Jackson Pollock,  Number 5  (1948) (The father of Abstract Expressionism)

Jackson Pollock, Number 5 (1948) (The father of Abstract Expressionism)

For the average viewer, seeing is believing regardless of whether the following is legitimate or not. A sub-par artist that has a following in the millions vs. someone with modest numbers but incredibly technical and meaningful work is perceived as "more important". Whatever the popular artist produces will be of more value, regardless of whether it is good art or not. More so, nobody considers how many of the followers are actually real, were bought, or legitimately earned based on the intrinsic value of the content. If the readership is huge, the content must be important.

A social media "click farm" generating fake follows, likes and shares. Commodities of the social media world in counterfeit form.

A social media "click farm" generating fake follows, likes and shares. Commodities of the social media world in counterfeit form.

Within the modern and especially postmodern visual art institution, this level of self-serving corruption is in full effect in the upper echelons. Art critics are paid off to write favorable reviews, galleries have a vested interest in particular artists, promoters sensationalize lackluster work and convince the masses that it is important. The prima donna social elite are convinced by the institution that there is an upper crust social status embodied within an artwork, it is placed on the auction block and massive bidding wars ensue. Subsequently, the artwork is further inflated to unimaginably iconic levels as the social elite battle for pretentious supremacy. In some cases, critics and galleries are owned by top artists who obviously have their fingers in the pie. 

By and large though, our perception of what is important in pop-culture is a mediated by powers with vested interests.

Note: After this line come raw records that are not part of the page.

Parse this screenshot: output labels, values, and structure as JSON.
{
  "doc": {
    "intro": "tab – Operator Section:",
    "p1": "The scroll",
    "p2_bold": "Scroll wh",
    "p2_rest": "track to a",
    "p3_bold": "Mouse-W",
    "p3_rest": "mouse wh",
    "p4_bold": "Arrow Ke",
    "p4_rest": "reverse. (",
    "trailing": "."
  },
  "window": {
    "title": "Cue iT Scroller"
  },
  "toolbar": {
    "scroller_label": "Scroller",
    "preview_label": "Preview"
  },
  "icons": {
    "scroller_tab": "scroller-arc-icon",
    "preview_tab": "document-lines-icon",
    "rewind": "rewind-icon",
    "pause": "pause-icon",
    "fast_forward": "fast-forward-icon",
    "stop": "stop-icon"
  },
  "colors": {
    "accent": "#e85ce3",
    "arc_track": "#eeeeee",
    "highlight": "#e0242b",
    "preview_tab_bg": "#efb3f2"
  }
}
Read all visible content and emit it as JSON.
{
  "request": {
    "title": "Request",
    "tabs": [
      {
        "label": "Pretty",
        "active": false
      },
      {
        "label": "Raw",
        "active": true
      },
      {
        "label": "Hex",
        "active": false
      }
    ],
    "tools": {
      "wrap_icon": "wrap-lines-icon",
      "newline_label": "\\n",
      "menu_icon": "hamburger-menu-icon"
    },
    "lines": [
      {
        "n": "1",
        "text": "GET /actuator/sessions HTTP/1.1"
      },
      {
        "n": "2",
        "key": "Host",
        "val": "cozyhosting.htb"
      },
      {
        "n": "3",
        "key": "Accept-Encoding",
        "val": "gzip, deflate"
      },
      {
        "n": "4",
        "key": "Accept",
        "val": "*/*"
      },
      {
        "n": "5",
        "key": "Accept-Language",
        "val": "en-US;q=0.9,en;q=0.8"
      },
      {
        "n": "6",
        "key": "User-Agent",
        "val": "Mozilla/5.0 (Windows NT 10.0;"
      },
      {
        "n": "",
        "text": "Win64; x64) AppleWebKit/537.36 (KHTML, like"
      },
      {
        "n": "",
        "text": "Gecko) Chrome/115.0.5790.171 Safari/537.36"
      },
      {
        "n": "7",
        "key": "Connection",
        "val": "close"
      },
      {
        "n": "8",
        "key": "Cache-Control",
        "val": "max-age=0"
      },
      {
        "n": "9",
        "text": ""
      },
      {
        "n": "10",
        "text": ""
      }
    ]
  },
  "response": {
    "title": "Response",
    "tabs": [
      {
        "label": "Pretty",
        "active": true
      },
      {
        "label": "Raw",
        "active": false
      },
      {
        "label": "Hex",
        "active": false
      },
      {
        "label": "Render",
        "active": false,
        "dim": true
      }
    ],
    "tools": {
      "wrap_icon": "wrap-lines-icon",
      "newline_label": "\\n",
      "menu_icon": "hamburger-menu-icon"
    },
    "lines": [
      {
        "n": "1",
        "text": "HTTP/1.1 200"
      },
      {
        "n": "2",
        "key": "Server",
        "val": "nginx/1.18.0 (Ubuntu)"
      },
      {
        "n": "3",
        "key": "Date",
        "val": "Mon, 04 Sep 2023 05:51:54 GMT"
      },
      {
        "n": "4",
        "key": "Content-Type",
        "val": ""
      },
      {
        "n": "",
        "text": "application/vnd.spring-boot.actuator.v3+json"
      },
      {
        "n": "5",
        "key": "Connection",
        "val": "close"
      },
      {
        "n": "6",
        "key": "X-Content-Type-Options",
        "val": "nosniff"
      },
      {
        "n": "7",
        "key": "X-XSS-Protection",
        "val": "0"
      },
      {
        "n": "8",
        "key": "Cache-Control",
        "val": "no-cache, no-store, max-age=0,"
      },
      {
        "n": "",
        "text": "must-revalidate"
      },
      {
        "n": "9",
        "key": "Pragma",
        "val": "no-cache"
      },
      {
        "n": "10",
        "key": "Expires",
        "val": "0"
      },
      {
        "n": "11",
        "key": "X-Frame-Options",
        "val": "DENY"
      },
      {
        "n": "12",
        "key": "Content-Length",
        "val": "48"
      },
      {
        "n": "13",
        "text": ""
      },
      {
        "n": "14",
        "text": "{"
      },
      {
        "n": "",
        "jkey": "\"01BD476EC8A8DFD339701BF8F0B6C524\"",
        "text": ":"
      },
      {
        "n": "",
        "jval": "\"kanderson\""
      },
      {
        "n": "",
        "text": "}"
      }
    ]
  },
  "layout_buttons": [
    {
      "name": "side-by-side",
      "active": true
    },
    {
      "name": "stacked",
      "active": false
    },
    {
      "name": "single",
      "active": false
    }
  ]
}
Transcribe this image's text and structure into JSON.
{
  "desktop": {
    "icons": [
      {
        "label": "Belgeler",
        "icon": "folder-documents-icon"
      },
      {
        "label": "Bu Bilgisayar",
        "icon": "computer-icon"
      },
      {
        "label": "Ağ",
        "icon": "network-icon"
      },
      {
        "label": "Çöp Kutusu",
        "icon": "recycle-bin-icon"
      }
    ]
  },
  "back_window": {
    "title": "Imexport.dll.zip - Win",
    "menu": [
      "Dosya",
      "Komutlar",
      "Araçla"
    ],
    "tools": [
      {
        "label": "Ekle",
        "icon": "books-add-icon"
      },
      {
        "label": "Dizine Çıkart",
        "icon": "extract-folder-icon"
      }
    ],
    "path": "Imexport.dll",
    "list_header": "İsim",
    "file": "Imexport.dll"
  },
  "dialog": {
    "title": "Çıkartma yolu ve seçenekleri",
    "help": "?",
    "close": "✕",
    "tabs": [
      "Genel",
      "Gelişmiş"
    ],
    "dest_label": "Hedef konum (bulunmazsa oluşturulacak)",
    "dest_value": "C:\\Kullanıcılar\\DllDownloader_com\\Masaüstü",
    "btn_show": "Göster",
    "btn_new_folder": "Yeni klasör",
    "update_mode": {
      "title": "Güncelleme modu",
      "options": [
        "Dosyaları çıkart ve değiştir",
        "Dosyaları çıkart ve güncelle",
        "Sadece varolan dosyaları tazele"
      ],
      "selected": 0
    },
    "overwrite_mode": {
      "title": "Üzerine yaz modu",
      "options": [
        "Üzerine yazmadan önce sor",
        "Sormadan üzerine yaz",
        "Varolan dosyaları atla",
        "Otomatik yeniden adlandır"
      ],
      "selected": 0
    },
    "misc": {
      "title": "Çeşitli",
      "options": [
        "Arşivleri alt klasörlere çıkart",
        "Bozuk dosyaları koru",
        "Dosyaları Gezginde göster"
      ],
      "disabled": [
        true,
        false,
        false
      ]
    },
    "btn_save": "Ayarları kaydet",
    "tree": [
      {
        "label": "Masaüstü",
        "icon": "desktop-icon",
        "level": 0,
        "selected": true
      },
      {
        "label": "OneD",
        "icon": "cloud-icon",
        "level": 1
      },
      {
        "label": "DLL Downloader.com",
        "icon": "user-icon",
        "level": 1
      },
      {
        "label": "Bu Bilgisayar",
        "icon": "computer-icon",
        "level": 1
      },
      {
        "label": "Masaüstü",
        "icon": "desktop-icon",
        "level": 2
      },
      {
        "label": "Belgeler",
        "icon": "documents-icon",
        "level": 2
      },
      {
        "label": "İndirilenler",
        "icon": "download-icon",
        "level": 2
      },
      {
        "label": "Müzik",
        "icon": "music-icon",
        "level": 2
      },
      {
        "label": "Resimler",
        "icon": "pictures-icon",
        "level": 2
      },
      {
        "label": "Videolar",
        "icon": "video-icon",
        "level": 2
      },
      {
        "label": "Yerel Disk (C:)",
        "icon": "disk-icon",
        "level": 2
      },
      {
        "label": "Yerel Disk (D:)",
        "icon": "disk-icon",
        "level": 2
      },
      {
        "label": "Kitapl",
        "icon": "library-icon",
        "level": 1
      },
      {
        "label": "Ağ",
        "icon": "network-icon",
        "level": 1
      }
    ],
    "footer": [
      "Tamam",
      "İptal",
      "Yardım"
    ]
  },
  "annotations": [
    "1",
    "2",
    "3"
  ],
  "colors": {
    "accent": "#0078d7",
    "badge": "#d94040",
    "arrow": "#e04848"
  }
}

Controversy is sensationalized because it out-sells professionalism. It is what pop-culture is entirely about. While celebrity status maintains the artist's place in the hierarchy of institutional importance, the sensational controversy keeps them relevant. When critically looking at art, it is crucially important to consider this. If you feel like you are being duped, you probably are.

Bill McConkey,  80s Last Supper  (undated)

Bill McConkey, 80s Last Supper (undated)

Nonetheless, much of the institution does function with moral and ethical compasses turned on. It has to function within a demographic of buyers, viewers, students, and artists that are not seeking admission to an esoteric group of social elites. Being associated with the upper tiers of the contemporary and especially post-modern institution is for a demographic that are by and large looking for status. The rich and super-powerful invest in this sector to participate in controversy, buy importance, and make a deliberate or pretentious display of their abilities or accomplishments. Whether the artwork is good or bad becomes irrelevant; it is all about the level of importance that it represents, and even more so about how many other social elites are watching as the conspicuous consumption takes place. It’s so far out of reach that it is no longer real.

Realistically, many galleries are small, family run businesses that rely on art sales to pay bills, mortgages and put food on the table. They must display artworks that demonstrate a level of excellence if they intend to keep the doors open. Public galleries, especially within the non-profit sector, need to exhibit inherently valuable work to keep viewers engaged to acquire funding to stay open. Art that references history, politics and other social movements are found within this space. Most artists are trying to connect with their audiences in a meaningful and engaging way, and don't just try to dazzle their following with sensational drivel; their livelihood and relevance depend on it. Within this sector, the importance of an artwork isn’t entirely determined by the popularity of the artist, but by its intrinsic and innovative qualities as well. There is an effective system of checks and balances in place that keep this sector of the institution transparent and honest.